▶ _Information provided_
========================================
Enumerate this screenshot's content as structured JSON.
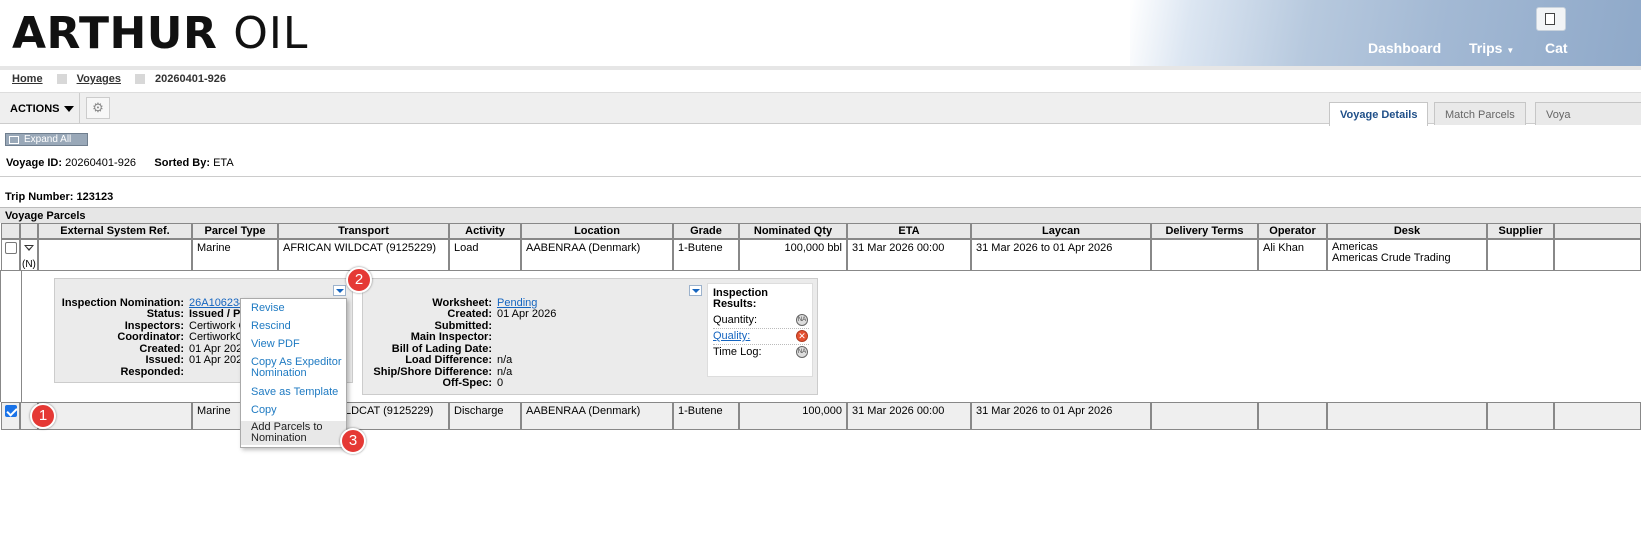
{
  "brand": {
    "logo_bold": "ARTHUR",
    "logo_thin": "OIL"
  },
  "nav": {
    "dashboard": "Dashboard",
    "trips": "Trips",
    "cat": "Cat"
  },
  "breadcrumb": {
    "home": "Home",
    "voyages": "Voyages",
    "current": "20260401-926"
  },
  "toolbar": {
    "actions": "ACTIONS",
    "tabs": [
      "Voyage Details",
      "Match Parcels",
      "Voya"
    ]
  },
  "expand_all": "Expand All",
  "voyage": {
    "id_label": "Voyage ID:",
    "id": "20260401-926",
    "sorted_label": "Sorted By:",
    "sorted": "ETA",
    "trip_label": "Trip Number:",
    "trip": "123123"
  },
  "parcels": {
    "title": "Voyage Parcels",
    "headers": [
      "External System Ref.",
      "Parcel Type",
      "Transport",
      "Activity",
      "Location",
      "Grade",
      "Nominated Qty",
      "ETA",
      "Laycan",
      "Delivery Terms",
      "Operator",
      "Desk",
      "Supplier"
    ],
    "row1": {
      "n": "(N)",
      "type": "Marine",
      "transport": "AFRICAN WILDCAT (9125229)",
      "activity": "Load",
      "location": "AABENRAA (Denmark)",
      "grade": "1-Butene",
      "qty": "100,000 bbl",
      "eta": "31 Mar 2026 00:00",
      "laycan": "31 Mar 2026 to 01 Apr 2026",
      "operator": "Ali Khan",
      "desk1": "Americas",
      "desk2": "Americas Crude Trading"
    },
    "row2": {
      "type": "Marine",
      "transport": "LDCAT (9125229)",
      "activity": "Discharge",
      "location": "AABENRAA (Denmark)",
      "grade": "1-Butene",
      "qty": "100,000",
      "eta": "31 Mar 2026 00:00",
      "laycan": "31 Mar 2026 to 01 Apr 2026"
    }
  },
  "nomination": {
    "labels": [
      "Inspection Nomination:",
      "Status:",
      "Inspectors:",
      "Coordinator:",
      "Created:",
      "Issued:",
      "Responded:"
    ],
    "link": "26A106234",
    "status": "Issued / P",
    "inspectors": "Certiwork C",
    "coordinator": "CertiworkC",
    "created": "01 Apr 202",
    "issued": "01 Apr 202"
  },
  "worksheet": {
    "labels": [
      "Worksheet:",
      "Created:",
      "Submitted:",
      "Main Inspector:",
      "Bill of Lading Date:",
      "Load Difference:",
      "Ship/Shore Difference:",
      "Off-Spec:"
    ],
    "status": "Pending",
    "created": "01 Apr 2026",
    "load_diff": "n/a",
    "ship_shore": "n/a",
    "offspec": "0"
  },
  "results": {
    "title": "Inspection Results:",
    "quantity": "Quantity:",
    "quality": "Quality:",
    "timelog": "Time Log:",
    "na": "NA",
    "x": "✕"
  },
  "menu": [
    "Revise",
    "Rescind",
    "View PDF",
    "Copy As Expeditor",
    "Nomination",
    "Save as Template",
    "Copy",
    "Add Parcels to",
    "Nomination"
  ],
  "badges": [
    "1",
    "2",
    "3"
  ],
  "icons": {
    "wrench": "wrench-icon"
  }
}
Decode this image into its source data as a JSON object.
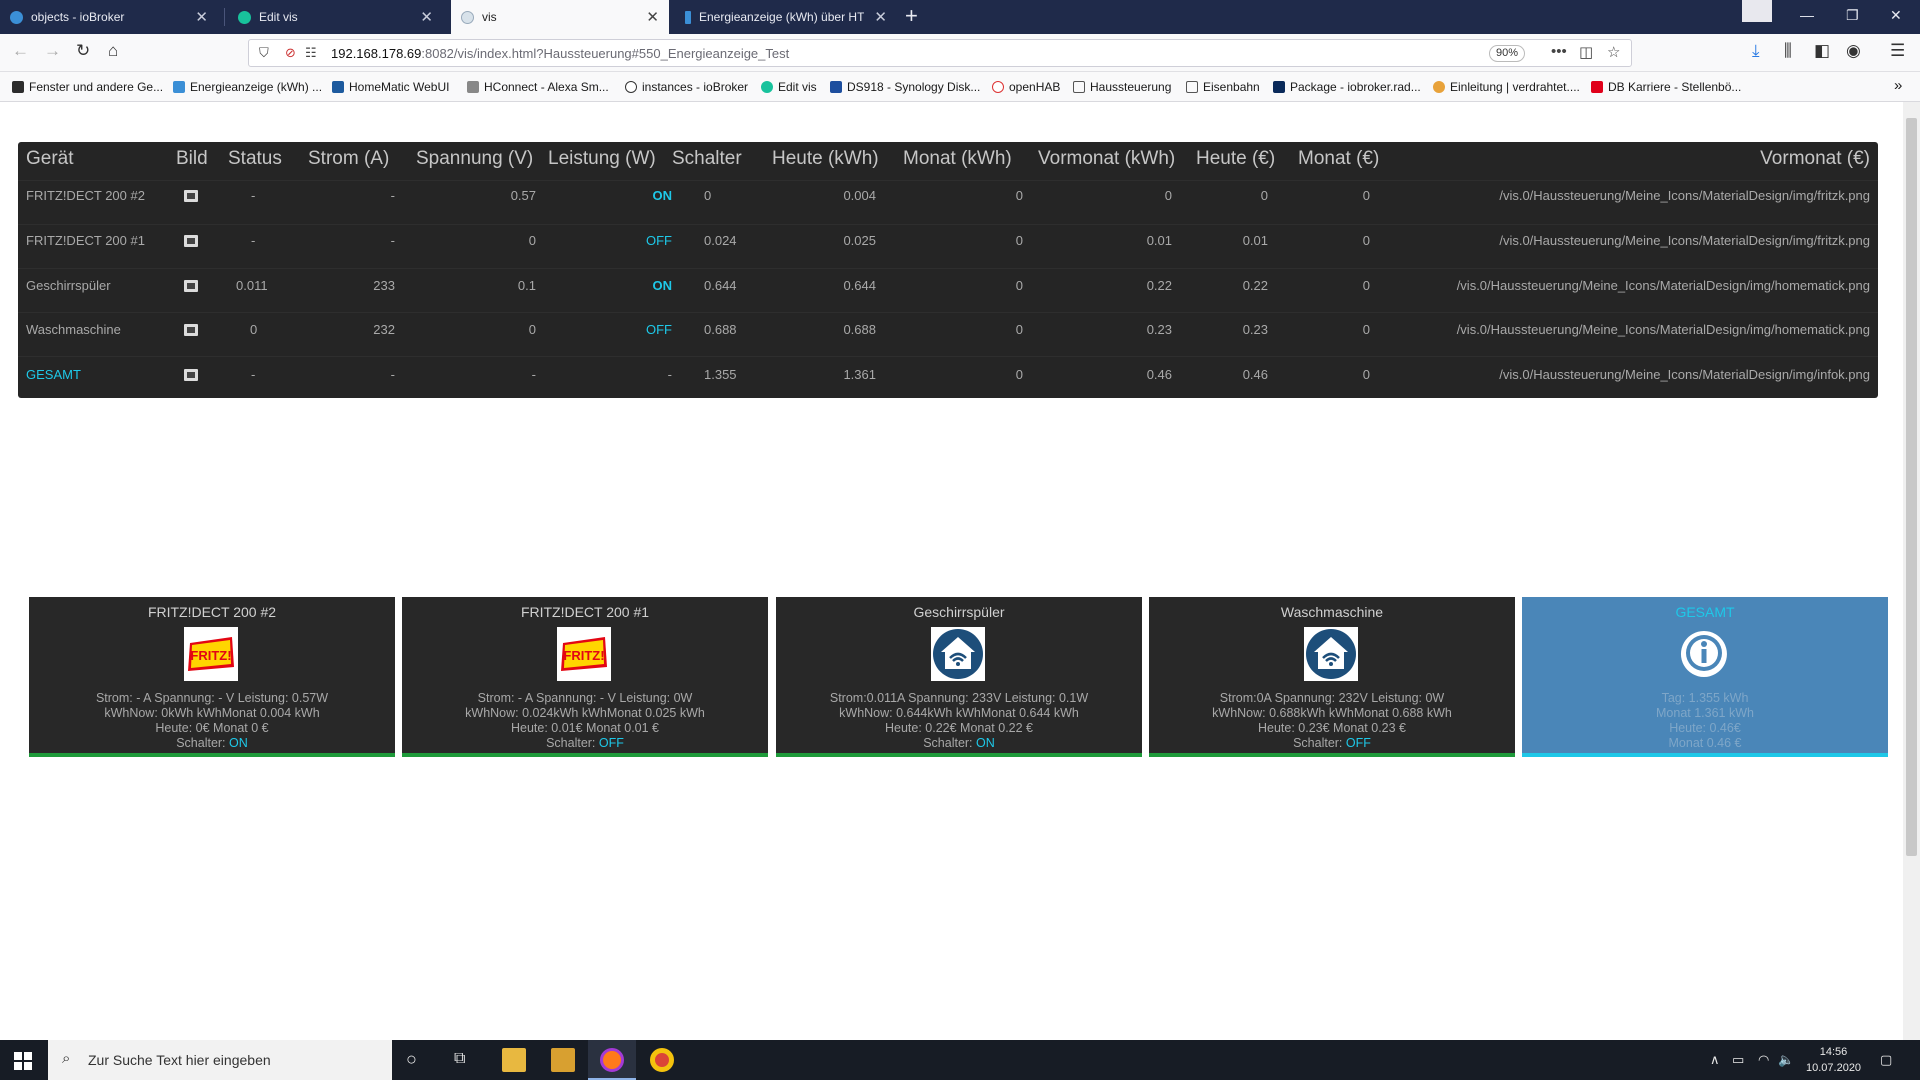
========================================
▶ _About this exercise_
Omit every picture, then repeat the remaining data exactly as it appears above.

▶ _Problem solution_
Enumerate this screenshot's content as structured JSON.
{
  "brand": {
    "logo_bold": "ARTHUR",
    "logo_thin": "OIL"
  },
  "nav": {
    "dashboard": "Dashboard",
    "trips": "Trips",
    "cat": "Cat"
  },
  "breadcrumb": {
    "home": "Home",
    "voyages": "Voyages",
    "current": "20260401-926"
  },
  "toolbar": {
    "actions": "ACTIONS",
    "tabs": [
      "Voyage Details",
      "Match Parcels",
      "Voya"
    ]
  },
  "expand_all": "Expand All",
  "voyage": {
    "id_label": "Voyage ID:",
    "id": "20260401-926",
    "sorted_label": "Sorted By:",
    "sorted": "ETA",
    "trip_label": "Trip Number:",
    "trip": "123123"
  },
  "parcels": {
    "title": "Voyage Parcels",
    "headers": [
      "External System Ref.",
      "Parcel Type",
      "Transport",
      "Activity",
      "Location",
      "Grade",
      "Nominated Qty",
      "ETA",
      "Laycan",
      "Delivery Terms",
      "Operator",
      "Desk",
      "Supplier"
    ],
    "row1": {
      "n": "(N)",
      "type": "Marine",
      "transport": "AFRICAN WILDCAT (9125229)",
      "activity": "Load",
      "location": "AABENRAA (Denmark)",
      "grade": "1-Butene",
      "qty": "100,000 bbl",
      "eta": "31 Mar 2026 00:00",
      "laycan": "31 Mar 2026 to 01 Apr 2026",
      "operator": "Ali Khan",
      "desk1": "Americas",
      "desk2": "Americas Crude Trading"
    },
    "row2": {
      "type": "Marine",
      "transport": "LDCAT (9125229)",
      "activity": "Discharge",
      "location": "AABENRAA (Denmark)",
      "grade": "1-Butene",
      "qty": "100,000",
      "eta": "31 Mar 2026 00:00",
      "laycan": "31 Mar 2026 to 01 Apr 2026"
    }
  },
  "nomination": {
    "labels": [
      "Inspection Nomination:",
      "Status:",
      "Inspectors:",
      "Coordinator:",
      "Created:",
      "Issued:",
      "Responded:"
    ],
    "link": "26A106234",
    "status": "Issued / P",
    "inspectors": "Certiwork C",
    "coordinator": "CertiworkC",
    "created": "01 Apr 202",
    "issued": "01 Apr 202"
  },
  "worksheet": {
    "labels": [
      "Worksheet:",
      "Created:",
      "Submitted:",
      "Main Inspector:",
      "Bill of Lading Date:",
      "Load Difference:",
      "Ship/Shore Difference:",
      "Off-Spec:"
    ],
    "status": "Pending",
    "created": "01 Apr 2026",
    "load_diff": "n/a",
    "ship_shore": "n/a",
    "offspec": "0"
  },
  "results": {
    "title": "Inspection Results:",
    "quantity": "Quantity:",
    "quality": "Quality:",
    "timelog": "Time Log:",
    "na": "NA",
    "x": "✕"
  },
  "menu": [
    "Revise",
    "Rescind",
    "View PDF",
    "Copy As Expeditor",
    "Nomination",
    "Save as Template",
    "Copy",
    "Add Parcels to",
    "Nomination"
  ],
  "badges": [
    "1",
    "2",
    "3"
  ],
  "icons": {
    "wrench": "wrench-icon"
  }
}
Decode this image into its source data as a JSON object.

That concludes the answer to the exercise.